After letting your dough rise, you shape it roughly into the shape of a ball and, seam down on a cotton cloth, allow it to rise further for two hours.

Preheat your oven at 450 degrees about a half hour before your dough will be ready. Put your dutch oven in your oven as it heats. When your dough is ready, slide your hand under the cloth and flip it seam side up into your warm (hot! Don't burn yourself!) ceramic pot. Bake for 30 minutes with the lid on, and 20 - 30 with the lid off.

Once your loaf is ready to come out, cool on a rack. As it cools, you'll be able to hear it sing! This was the coolest part for me. Lahey describes it as the last phase of cooking. I know you're tempted to start slicing the bugger right away, but you have to let your bread cool on the rack for at least an hour. As it cools, the crust shrinks and cracks, and steam from the inside - what is known as the crumb - escapes through the cracks. This solidifies the crumb as the moisture escapes and makes the crackling noises known as singing.

Bon Appétit!

Brand new day

I'm not one to make New Year's resolutions. I generally subscribe to the belief that if there's something in your life needing to be changed, you would change it as soon as you realized you needed a little course-correction and not wait for the beginning of a new year to get off your butt and do it. This year, however, I think I'm going to make an exception.
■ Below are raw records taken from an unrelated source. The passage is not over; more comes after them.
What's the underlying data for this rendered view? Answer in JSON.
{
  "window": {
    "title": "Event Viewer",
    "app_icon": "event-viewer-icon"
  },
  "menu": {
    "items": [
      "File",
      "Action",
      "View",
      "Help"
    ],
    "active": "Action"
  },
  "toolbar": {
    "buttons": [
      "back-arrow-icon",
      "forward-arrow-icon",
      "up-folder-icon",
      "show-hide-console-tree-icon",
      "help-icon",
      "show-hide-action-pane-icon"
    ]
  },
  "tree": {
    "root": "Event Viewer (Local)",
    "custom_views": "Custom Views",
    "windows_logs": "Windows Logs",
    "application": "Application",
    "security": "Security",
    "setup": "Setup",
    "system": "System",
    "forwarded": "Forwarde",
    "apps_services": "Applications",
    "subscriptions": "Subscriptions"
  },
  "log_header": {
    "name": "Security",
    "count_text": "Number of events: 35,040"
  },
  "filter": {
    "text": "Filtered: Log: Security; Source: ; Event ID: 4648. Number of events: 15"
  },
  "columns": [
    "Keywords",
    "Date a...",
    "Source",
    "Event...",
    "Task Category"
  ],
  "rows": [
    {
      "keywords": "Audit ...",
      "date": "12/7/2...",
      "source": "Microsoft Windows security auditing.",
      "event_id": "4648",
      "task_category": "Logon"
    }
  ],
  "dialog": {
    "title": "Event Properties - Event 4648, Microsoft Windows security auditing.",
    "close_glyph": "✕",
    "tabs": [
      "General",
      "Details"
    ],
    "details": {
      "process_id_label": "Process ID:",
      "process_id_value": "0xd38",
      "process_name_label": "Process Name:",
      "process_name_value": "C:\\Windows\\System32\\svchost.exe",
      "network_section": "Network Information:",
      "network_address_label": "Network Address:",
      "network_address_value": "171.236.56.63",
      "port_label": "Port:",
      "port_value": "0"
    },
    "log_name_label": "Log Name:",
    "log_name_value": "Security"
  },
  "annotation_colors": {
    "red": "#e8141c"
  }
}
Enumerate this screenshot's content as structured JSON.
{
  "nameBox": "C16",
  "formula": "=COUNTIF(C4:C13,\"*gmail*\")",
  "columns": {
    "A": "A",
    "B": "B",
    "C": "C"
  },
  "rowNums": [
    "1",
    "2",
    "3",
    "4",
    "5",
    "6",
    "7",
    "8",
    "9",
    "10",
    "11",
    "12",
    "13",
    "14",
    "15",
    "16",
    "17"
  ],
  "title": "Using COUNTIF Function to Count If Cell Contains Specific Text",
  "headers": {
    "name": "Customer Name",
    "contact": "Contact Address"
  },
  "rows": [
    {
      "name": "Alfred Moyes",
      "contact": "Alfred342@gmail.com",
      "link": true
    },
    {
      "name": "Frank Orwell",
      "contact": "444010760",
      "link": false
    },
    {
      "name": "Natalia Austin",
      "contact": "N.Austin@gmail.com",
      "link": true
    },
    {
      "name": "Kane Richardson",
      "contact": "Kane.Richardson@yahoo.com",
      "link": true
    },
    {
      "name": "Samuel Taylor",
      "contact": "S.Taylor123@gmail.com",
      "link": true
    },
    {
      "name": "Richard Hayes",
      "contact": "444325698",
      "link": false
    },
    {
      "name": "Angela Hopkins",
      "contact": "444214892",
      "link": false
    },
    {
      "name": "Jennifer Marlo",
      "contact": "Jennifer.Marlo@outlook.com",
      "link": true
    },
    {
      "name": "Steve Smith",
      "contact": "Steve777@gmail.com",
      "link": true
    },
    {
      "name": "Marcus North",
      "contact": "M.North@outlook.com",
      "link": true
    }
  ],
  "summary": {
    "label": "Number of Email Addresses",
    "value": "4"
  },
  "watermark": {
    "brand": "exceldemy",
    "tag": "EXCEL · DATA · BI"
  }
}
My 2011 Resolution.

I'm going to blog my little heart out.

I hope you enjoy what's to come.